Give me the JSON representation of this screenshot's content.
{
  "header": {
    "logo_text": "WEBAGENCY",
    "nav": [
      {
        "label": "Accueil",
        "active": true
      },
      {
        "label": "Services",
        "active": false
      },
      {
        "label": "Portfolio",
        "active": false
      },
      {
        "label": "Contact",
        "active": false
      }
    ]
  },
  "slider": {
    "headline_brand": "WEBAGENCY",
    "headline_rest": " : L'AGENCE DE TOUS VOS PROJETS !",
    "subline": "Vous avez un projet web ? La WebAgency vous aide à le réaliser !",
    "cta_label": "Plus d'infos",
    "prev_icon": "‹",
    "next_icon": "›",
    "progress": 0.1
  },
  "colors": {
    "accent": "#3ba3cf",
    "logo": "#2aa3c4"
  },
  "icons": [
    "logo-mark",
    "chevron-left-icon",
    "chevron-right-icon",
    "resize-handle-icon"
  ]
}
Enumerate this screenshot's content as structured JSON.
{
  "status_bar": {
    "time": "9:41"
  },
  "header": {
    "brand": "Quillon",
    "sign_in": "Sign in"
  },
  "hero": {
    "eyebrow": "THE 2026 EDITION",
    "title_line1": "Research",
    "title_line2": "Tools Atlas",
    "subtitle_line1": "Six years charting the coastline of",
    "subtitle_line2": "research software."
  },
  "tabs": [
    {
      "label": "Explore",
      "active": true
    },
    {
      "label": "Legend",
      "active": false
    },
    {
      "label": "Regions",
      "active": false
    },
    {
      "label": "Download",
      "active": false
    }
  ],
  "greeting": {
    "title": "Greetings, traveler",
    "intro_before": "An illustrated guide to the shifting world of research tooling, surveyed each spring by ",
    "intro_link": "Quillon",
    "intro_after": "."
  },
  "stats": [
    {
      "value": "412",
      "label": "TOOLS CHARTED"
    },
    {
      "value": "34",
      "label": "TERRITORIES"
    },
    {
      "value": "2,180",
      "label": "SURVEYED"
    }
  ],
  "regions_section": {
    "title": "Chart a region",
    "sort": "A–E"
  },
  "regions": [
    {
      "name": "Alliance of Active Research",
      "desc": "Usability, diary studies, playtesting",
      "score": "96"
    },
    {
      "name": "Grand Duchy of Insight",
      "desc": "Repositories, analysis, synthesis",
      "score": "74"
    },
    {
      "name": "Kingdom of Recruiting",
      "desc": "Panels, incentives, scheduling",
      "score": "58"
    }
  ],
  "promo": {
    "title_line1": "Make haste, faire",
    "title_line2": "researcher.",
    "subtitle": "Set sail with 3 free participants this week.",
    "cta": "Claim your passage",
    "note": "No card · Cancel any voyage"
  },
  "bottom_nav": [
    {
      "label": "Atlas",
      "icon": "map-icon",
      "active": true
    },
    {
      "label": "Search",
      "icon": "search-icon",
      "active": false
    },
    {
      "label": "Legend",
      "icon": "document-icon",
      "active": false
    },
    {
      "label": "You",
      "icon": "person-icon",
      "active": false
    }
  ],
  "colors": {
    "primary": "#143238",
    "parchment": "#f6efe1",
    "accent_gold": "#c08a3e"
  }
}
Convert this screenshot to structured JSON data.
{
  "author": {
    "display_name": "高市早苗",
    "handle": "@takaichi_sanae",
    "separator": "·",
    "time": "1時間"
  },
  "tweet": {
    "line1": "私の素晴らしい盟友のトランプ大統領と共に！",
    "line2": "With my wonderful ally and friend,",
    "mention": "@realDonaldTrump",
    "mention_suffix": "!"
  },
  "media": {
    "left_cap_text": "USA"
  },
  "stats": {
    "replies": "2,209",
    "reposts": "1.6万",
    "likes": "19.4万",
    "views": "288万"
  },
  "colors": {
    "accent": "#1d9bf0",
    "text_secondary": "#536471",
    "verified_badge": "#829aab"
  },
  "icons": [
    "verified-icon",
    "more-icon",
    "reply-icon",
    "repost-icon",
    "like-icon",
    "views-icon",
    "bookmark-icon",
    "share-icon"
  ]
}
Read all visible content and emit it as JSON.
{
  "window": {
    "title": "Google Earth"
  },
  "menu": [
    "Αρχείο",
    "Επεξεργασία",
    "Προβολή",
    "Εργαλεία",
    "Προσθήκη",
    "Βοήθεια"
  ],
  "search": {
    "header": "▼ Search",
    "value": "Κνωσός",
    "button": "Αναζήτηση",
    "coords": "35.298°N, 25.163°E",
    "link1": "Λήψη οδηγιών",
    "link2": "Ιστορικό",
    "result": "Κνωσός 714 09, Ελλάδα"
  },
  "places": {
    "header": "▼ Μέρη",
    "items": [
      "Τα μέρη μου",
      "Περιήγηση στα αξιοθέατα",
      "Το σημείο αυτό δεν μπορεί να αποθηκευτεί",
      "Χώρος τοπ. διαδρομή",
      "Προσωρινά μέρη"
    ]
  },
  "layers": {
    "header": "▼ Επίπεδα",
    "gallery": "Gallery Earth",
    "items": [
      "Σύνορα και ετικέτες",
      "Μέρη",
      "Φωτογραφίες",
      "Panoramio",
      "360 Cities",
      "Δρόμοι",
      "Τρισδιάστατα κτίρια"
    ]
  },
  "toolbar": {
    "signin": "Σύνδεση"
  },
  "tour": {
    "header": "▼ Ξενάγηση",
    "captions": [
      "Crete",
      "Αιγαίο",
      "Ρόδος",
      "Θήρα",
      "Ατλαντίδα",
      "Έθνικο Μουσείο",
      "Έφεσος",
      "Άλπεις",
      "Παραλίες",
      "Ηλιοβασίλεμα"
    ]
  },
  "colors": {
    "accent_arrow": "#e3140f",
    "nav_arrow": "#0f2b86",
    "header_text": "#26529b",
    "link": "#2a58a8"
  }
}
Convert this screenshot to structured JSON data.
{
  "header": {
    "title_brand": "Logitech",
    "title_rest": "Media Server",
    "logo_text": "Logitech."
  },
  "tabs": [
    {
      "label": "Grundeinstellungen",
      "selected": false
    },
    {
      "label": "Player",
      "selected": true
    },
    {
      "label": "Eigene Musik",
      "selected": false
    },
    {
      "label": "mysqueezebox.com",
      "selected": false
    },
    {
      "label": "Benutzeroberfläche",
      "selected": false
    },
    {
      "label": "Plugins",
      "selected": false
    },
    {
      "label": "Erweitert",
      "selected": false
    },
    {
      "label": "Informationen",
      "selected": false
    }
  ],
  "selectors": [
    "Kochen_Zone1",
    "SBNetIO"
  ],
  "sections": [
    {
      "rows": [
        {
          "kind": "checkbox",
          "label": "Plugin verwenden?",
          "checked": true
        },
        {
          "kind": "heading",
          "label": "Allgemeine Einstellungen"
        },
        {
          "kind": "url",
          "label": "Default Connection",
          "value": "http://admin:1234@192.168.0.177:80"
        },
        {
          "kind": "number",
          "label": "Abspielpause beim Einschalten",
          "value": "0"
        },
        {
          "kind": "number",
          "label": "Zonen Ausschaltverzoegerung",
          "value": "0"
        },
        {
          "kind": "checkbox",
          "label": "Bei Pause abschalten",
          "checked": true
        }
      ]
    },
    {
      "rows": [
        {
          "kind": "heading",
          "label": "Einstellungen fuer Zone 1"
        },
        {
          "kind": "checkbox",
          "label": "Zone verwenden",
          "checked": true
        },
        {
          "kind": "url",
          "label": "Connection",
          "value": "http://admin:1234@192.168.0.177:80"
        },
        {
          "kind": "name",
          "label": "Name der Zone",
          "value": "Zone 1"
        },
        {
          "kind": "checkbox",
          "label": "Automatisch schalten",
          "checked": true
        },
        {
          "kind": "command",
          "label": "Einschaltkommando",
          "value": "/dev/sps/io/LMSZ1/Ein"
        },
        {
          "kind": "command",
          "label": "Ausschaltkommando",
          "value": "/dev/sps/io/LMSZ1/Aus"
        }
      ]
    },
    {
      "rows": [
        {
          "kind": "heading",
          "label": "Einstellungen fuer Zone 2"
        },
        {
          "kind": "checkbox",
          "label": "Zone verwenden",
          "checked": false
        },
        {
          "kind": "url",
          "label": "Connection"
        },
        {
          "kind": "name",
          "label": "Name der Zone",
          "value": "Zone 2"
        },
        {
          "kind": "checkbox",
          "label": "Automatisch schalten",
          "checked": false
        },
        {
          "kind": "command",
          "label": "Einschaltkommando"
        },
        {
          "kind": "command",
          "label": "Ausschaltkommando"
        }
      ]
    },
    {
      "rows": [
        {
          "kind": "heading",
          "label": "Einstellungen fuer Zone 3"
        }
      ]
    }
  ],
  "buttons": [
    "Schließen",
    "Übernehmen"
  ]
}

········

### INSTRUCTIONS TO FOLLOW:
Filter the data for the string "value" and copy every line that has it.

### ANSWER TO THIS EXERCISE:
      "value": "412",
      "value": "34",
      "value": "2,180",
    "value": "Κνωσός",
          "value": "http://admin:1234@192.168.0.177:80"
          "value": "0"
          "value": "0"
          "value": "http://admin:1234@192.168.0.177:80"
          "value": "Zone 1"
          "value": "/dev/sps/io/LMSZ1/Ein"
          "value": "/dev/sps/io/LMSZ1/Aus"
          "value": "Zone 2"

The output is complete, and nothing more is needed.